Dataset rows for apps and sites
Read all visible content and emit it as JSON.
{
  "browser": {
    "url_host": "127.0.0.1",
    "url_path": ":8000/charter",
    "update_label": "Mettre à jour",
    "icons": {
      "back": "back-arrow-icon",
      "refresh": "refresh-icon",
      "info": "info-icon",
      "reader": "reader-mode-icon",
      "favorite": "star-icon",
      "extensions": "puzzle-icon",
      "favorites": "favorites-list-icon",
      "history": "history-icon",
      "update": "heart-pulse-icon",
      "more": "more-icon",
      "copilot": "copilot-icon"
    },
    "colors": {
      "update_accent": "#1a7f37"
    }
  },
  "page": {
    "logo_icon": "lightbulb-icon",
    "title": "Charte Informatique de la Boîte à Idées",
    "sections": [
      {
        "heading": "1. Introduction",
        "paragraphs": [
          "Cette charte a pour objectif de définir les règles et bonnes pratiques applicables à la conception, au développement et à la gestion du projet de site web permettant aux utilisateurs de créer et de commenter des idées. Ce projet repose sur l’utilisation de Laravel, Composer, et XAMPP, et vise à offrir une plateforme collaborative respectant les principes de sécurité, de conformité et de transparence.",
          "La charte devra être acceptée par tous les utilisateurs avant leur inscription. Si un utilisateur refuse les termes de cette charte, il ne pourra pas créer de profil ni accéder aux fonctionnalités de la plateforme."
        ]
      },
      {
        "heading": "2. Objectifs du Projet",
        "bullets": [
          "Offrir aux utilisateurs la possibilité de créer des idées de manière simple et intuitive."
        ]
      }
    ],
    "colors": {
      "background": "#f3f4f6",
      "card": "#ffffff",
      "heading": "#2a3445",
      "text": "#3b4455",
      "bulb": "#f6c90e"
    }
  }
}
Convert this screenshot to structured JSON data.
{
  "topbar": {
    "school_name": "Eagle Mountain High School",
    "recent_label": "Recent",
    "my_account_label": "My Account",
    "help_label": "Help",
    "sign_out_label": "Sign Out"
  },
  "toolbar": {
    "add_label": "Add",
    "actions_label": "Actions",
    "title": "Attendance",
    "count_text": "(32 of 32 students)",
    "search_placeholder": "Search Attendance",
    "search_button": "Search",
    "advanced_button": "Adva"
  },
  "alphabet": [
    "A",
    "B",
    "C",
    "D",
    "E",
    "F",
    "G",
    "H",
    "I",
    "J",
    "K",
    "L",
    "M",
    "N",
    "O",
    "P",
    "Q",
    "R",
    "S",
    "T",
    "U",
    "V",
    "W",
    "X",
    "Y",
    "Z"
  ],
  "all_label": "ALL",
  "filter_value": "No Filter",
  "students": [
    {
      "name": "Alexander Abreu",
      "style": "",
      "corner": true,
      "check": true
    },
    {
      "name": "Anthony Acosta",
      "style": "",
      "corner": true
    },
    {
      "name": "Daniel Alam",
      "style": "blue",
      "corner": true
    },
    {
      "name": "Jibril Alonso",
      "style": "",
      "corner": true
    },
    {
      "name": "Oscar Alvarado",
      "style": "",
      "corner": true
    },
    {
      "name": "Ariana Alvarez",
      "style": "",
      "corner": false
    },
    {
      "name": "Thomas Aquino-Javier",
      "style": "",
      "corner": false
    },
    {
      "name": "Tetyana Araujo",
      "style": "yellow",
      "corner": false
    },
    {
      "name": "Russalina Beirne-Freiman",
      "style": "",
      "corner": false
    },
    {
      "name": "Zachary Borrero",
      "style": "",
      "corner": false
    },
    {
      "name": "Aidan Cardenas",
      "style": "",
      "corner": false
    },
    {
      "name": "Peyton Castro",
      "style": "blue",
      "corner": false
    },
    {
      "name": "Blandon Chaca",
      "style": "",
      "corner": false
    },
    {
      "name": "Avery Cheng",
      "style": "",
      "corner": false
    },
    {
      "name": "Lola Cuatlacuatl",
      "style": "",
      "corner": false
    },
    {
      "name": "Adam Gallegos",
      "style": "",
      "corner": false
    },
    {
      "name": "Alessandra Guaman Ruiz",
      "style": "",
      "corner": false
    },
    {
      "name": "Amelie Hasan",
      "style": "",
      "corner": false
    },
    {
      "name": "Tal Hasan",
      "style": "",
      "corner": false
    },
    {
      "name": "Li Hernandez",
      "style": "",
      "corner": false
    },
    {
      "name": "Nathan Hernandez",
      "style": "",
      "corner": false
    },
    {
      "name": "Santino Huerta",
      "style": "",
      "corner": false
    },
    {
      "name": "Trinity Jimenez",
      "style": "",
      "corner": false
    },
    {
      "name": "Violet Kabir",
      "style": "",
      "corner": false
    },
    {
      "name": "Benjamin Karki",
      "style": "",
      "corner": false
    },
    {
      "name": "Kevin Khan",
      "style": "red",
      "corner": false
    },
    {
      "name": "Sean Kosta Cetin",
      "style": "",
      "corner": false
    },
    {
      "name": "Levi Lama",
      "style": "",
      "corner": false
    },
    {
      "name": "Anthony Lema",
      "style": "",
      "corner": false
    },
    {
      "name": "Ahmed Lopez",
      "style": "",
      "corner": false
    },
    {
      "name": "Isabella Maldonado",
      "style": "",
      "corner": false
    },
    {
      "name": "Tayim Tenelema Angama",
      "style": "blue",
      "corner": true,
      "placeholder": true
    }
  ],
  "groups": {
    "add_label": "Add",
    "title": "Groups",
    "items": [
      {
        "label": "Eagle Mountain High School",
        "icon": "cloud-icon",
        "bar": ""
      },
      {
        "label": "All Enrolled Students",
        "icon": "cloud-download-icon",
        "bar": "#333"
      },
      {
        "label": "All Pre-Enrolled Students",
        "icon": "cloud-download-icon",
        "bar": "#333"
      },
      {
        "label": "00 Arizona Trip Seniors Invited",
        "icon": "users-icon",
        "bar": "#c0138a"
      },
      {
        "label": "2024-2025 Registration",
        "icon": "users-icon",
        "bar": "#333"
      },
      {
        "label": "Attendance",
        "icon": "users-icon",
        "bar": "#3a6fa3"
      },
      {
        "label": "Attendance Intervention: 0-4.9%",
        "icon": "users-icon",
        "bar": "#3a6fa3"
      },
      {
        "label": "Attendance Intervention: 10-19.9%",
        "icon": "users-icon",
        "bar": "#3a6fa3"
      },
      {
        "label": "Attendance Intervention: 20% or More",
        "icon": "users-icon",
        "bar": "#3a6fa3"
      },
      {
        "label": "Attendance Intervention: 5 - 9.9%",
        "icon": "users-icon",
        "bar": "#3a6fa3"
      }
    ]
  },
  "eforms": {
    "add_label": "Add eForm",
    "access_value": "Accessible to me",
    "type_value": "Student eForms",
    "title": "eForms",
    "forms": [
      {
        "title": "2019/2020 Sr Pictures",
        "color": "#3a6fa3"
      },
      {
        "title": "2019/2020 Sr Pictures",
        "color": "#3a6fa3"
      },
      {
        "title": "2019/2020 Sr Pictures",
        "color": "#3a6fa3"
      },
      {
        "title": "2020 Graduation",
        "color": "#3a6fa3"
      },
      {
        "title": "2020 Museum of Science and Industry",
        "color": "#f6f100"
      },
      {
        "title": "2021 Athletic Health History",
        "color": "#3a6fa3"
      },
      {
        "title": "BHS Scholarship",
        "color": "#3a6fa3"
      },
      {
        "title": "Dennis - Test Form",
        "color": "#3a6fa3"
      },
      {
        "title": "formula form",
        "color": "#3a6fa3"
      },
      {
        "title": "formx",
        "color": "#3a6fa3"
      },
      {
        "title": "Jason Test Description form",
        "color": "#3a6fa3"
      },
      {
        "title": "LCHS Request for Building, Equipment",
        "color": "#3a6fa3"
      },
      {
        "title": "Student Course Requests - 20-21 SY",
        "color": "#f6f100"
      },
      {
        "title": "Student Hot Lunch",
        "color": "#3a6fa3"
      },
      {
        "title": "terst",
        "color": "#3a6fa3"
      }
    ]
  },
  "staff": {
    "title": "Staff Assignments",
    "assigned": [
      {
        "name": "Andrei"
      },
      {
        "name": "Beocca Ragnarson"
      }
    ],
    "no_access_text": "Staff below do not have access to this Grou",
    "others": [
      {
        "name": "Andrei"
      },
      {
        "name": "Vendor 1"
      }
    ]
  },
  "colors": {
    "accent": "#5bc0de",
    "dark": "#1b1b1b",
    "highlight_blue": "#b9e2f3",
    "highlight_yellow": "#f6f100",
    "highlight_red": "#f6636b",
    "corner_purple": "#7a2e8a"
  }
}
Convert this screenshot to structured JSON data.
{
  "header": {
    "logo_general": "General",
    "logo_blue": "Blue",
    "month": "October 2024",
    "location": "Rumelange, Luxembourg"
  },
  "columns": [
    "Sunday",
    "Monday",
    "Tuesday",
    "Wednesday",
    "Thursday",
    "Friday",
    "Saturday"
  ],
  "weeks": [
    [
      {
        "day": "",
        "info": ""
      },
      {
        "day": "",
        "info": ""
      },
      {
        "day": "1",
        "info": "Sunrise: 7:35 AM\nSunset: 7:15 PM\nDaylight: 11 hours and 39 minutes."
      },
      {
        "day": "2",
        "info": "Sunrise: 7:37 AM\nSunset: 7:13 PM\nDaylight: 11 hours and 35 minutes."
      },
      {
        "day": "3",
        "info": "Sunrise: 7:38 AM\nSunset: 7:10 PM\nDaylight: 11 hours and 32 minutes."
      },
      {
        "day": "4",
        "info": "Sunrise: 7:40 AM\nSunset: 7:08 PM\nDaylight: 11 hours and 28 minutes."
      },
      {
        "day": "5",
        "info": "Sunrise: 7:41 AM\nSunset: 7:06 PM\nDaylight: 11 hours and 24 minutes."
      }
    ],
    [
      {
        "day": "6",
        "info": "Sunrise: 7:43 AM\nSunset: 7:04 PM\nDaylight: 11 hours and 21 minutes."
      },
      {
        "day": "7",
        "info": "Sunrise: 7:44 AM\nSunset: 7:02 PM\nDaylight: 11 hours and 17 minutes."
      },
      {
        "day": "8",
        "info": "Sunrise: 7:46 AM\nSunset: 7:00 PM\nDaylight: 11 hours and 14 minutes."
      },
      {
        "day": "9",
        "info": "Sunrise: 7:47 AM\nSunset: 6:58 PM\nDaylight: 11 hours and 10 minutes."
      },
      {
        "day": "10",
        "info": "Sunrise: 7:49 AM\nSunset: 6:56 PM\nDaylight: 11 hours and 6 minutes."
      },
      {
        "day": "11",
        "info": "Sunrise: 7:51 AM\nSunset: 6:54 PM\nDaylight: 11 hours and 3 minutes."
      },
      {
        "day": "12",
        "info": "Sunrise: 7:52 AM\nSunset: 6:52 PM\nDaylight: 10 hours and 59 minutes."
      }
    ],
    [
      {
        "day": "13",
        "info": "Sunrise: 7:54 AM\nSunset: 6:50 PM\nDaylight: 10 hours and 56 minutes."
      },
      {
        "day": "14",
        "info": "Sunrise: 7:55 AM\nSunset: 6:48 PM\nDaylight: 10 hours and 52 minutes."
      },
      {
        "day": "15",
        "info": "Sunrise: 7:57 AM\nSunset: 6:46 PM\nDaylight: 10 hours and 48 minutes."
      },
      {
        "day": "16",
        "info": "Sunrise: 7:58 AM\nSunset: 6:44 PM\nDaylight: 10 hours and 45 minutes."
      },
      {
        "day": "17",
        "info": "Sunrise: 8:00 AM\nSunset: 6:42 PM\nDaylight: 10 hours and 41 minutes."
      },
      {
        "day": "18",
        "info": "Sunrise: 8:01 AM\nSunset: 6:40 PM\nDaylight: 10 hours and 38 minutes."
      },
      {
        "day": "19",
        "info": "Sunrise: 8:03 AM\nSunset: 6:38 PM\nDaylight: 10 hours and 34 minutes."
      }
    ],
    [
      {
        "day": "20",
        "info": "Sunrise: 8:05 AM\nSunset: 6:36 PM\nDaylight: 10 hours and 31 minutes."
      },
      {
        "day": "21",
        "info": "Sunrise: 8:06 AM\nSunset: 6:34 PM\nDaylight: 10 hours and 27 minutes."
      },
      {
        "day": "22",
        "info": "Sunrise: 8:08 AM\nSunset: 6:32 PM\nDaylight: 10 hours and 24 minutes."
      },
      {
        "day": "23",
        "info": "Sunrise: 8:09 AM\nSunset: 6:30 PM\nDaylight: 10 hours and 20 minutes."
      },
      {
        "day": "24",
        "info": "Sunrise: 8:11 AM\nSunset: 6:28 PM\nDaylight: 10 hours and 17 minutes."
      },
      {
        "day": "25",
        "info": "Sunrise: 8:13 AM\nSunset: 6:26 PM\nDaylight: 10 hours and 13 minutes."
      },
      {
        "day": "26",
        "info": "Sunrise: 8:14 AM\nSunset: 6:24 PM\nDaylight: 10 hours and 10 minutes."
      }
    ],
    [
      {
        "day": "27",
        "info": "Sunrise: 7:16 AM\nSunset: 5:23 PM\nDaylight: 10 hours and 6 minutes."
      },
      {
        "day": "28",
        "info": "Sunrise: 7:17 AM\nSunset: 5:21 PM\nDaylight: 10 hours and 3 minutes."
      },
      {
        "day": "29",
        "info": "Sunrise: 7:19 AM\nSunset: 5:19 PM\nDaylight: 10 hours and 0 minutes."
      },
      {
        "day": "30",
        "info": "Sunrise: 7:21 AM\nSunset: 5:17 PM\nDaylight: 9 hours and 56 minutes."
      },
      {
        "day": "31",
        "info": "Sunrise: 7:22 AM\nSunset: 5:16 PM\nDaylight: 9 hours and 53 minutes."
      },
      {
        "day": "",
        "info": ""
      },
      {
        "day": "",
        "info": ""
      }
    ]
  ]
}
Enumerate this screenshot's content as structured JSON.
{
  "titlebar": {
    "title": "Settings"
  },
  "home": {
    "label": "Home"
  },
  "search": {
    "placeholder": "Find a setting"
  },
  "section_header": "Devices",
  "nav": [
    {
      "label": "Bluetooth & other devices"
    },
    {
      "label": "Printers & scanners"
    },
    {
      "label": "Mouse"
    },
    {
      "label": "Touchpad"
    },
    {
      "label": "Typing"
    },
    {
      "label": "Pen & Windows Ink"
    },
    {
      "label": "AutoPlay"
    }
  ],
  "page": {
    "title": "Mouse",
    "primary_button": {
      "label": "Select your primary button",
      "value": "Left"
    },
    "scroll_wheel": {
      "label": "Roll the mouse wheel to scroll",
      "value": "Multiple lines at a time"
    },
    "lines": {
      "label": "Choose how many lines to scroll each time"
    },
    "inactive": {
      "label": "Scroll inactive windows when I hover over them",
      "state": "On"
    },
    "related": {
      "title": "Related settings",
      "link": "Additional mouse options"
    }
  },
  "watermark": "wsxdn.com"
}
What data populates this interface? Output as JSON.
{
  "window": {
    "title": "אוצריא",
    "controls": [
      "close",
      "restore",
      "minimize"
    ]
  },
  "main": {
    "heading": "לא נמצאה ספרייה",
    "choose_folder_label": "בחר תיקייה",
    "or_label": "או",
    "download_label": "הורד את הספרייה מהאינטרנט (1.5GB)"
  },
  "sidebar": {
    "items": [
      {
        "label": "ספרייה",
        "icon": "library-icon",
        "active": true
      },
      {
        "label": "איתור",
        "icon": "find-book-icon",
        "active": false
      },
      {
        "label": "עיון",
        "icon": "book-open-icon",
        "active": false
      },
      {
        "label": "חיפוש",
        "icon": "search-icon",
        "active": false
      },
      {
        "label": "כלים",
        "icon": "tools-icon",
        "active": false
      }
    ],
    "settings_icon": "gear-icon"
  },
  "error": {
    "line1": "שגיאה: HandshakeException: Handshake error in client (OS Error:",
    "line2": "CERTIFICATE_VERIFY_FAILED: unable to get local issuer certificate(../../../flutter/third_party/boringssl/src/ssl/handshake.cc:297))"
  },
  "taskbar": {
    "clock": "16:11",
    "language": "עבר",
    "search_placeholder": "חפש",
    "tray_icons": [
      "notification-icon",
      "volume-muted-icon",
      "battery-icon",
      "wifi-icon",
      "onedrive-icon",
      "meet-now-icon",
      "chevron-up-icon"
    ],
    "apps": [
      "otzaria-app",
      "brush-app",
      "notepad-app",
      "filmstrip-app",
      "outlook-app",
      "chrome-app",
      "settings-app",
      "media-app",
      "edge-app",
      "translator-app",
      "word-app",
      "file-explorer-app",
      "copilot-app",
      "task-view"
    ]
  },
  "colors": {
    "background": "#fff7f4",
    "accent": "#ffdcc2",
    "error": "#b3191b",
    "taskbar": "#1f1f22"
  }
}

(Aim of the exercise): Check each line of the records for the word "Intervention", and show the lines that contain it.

(Result below):
        "label": "Attendance Intervention: 0-4.9%",
        "label": "Attendance Intervention: 10-19.9%",
        "label": "Attendance Intervention: 20% or More",
        "label": "Attendance Intervention: 5 - 9.9%",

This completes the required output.